O’Malley and other politicians who favor such union special-interest schemes claim public employees benefit from compulsion. Obviously, employees who don’t want a particular union (or perhaps any union at all) are actually harmed by being forced to support financially their Big Labor “exclusive” bargaining agents. But what about voluntary union members? Do they benefit?
Maryland-based columnist Marta Mossburg recently looked at recent reports documenting the financial impact of a 2009 Maryland law imposing compulsory unionism on state government employees. In the commentary linked below, she uses this information to answer the ancient question, “Cui bono?” — e.g., “Who benefits?” Mossburg finds that state employees, whether they are union members are not, have not gotten anything out of the four-year-old forced-dues law. Nor have taxpayers. Nor have other citizens who depend on public services. But union bosses have reaped a huge windfall from the cynically mislabeled “fair share act”:
Maryland’s Fair Share Act is to fair what Liberace is to understated.
The 2009 law mandating that all state employees pay union dues regardless of whether they belong to the union is, however, a huge boon to the bottom line of the American Federation of State, County and Municipal Employees, according to IRS records.

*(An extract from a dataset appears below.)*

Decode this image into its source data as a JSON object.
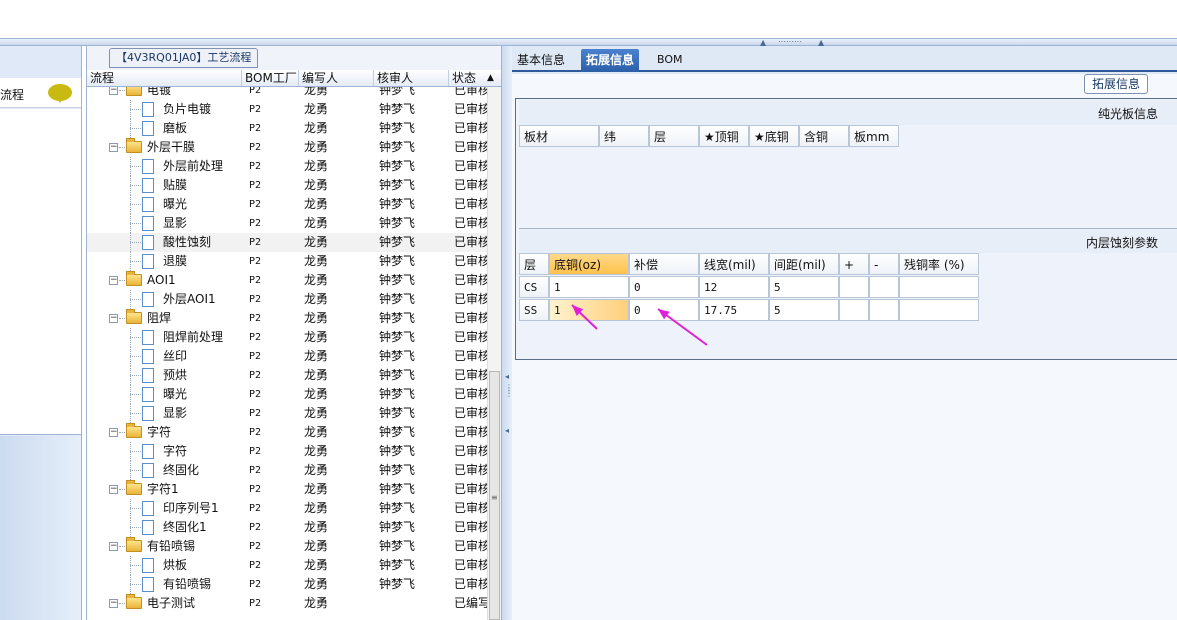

Revenue at the largest state employee union rose from $5.1 million to $8.8 million in a year, according to its Form 990 returns from 2010 and 2011 at Guidestar.org. (AFSCME does not make its tax forms available on its website, http://www.afscmemd.org/.) The union did not start collecting dues from nonmembers under its jurisdiction until July 2011.
Contrary to union officials’ statements at the time of the law’s passage that the money would be targeted to improve services for all employees, the tax records show the vast majority of the increase went to hiking union employees’ salaries and toward higher affiliate payments to state and local unions and the national parent organization.
Maryland’s Fair Share Act is misnamed